■ Data about app and page elements ■
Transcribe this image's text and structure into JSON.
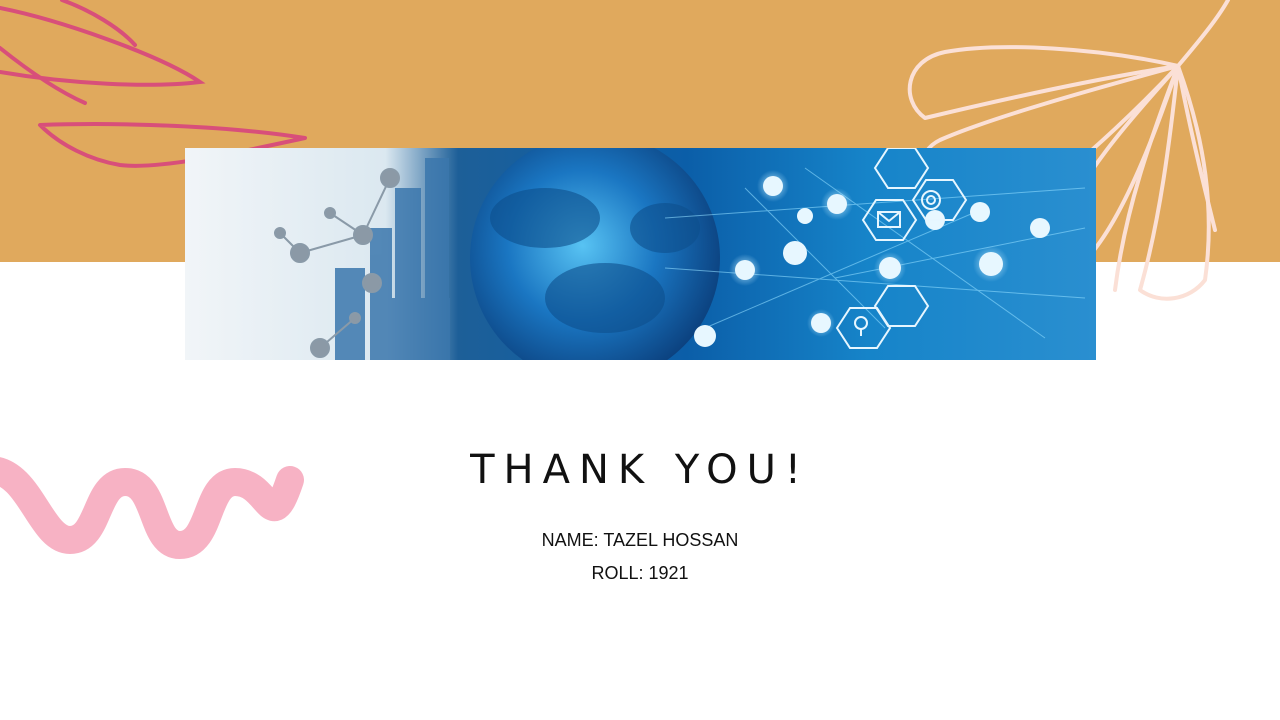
{
  "slide": {
    "title": "THANK YOU!",
    "name_line": "NAME: TAZEL HOSSAN",
    "roll_line": "ROLL: 1921"
  },
  "colors": {
    "top_band": "#e0a95d",
    "leaf_outline": "#d84f7a",
    "flower_outline": "#fbe0d6",
    "squiggle": "#f7b2c4",
    "banner_blue": "#0f6fb8"
  },
  "icons": [
    "leaf-outline-decoration",
    "flower-outline-decoration",
    "pink-squiggle-decoration",
    "network-globe-image"
  ]
}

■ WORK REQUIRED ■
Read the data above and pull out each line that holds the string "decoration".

■ ANSWER BOX ■
    "leaf-outline-decoration",
    "flower-outline-decoration",
    "pink-squiggle-decoration",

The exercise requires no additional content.